Odeh's widow, Norma, generally has declined interview requests and could not be reached Sunday.
Gregory Nojeim , ADC director of legal services, characterized the arrests as "a very, very significant development" in a telephone interview from Washington
"Since the FBI identified Mr. Manning as a prime suspect in this (Odeh) case at least four years ago, the ADC has urged the White House and the State Department to work with the Israeli government to have Mr. Manning arrested and brought to justice," Nojeim said.
Albert Mokhiber, ADC national president, said the FBI had suggested as recently as two weeks ago to members of the Arab-American organization that "something like this was about to happen." He said his organization is awaiting official FBI comment.

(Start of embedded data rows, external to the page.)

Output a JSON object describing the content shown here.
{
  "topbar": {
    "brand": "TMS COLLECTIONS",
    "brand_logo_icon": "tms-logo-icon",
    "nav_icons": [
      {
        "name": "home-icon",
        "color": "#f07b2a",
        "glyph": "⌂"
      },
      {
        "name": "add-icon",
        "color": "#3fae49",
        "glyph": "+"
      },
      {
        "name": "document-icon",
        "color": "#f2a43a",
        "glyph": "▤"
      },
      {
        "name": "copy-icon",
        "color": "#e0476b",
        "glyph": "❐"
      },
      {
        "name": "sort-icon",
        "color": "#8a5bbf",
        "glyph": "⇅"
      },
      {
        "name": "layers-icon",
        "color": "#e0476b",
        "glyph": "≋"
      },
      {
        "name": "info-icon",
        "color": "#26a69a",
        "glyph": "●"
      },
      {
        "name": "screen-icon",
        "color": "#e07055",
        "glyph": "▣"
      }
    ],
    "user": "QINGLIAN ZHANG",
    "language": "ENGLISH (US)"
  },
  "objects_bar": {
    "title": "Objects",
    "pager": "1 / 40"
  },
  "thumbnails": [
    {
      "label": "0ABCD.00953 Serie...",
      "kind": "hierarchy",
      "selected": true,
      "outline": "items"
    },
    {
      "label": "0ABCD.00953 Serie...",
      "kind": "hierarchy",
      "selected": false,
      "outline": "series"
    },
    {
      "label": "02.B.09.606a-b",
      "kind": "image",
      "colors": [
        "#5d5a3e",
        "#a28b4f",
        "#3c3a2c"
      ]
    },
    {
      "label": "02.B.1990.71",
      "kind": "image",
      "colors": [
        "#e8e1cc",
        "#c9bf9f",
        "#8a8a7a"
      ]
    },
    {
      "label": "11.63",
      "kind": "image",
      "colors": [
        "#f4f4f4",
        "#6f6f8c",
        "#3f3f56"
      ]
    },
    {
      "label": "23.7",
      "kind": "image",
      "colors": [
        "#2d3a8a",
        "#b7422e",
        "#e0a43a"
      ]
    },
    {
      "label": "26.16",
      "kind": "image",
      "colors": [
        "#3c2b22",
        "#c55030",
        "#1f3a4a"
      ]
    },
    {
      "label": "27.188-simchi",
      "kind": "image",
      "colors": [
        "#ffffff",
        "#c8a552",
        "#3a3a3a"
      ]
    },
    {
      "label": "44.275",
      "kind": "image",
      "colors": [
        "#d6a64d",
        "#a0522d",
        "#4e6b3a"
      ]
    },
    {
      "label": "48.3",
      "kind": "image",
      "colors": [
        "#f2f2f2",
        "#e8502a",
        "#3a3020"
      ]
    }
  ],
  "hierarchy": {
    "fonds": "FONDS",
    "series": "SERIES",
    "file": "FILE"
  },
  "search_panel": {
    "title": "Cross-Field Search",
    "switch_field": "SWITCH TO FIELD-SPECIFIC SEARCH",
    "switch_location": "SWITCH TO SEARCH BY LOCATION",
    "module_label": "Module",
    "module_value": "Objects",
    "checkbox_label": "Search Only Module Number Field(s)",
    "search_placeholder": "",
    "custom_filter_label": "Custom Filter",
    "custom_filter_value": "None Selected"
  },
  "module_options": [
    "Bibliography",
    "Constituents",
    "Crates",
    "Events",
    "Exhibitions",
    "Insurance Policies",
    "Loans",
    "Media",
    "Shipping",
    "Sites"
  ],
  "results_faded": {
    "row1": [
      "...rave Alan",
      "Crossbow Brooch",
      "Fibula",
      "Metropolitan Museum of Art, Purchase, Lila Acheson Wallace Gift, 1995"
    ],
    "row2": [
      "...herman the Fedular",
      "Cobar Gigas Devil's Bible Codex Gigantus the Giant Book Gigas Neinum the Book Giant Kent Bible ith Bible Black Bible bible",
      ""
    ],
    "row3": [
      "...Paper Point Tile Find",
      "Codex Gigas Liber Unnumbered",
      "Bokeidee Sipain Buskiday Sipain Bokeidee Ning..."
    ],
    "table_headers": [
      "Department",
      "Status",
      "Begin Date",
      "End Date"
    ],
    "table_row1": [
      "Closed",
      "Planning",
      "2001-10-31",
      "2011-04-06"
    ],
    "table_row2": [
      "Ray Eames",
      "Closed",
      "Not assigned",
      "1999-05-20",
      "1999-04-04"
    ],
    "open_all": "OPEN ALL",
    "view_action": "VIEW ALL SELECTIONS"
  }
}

The Israeli Justice Ministry is examining the extradition request, made after new evidence emerged, according to Reuter.
Israel Radio described Manning, 38, as an activist of the anti-Arab Kach movement founded by Rabbi Meir Kahane, who was assassinated in New York last year.
The Mannings are residents of the Israeli settlement of Kiryat Arba, a stronghold of Kahane supporters, near Hebron on the Occupied West Bank.
Kach activists reportedly will mount a campaign to block extradition. While Israel ordinarily does not extradite its citizens, there reportedly is no legal barrier in this case because the Mannings allegedly committed the crime before they became Israeli citizens, Reuter reported.
Since the Odeh killing, Arab-Americans have complained that the U. S. government has moved too slowly in the investigation. Some insisted that Manning had been mentioned by authorities as a prime suspect within hours of the blast.
In Orange County, the bombing took a toll on the local ADC chapter, which numbers about 350.
The organization is "not as active as it used to be with Alex's leadership," Sami Odeh said. "When you are exposed to that kind of terror it tends to leave (a) profound impact on your life. . . . I would not wish this kind of grief on anybody."
Robert Manning was a charter member of the Jewish Defense League's West Coast chapter, although that organization has denied any connection with the bombing.
Irv Rubin, JDL national chairman, said Sunday he is "sure (the Mannings) are innocent." U. S. officials have "been making this charge for years and years. Now, all of a sudden, they come up with new evidence. I'd love to see what it is . . . .."
Manning was sentenced to three years' probation for a 1972 conviction for bombing an Arab activist's Hollywood home. A self-styled demolitions expert, Manning was identified by federal officials in 1988 as a suspect in at least one other bombing.
Michael Adelson, the Los Angeles attorney who represented Rochelle Manning in the bombing trial, said he was surprised by her arrest.
"I knew that they had suspected Robert Manning of that (Odeh) killing, but I had no suspicion they would want Rochelle," he said. "The only thing I can say is that she is a very gentle, kind person," Adelson said.
Times staff writers Eric Lichtblau and Lily Dizon contributed to this story.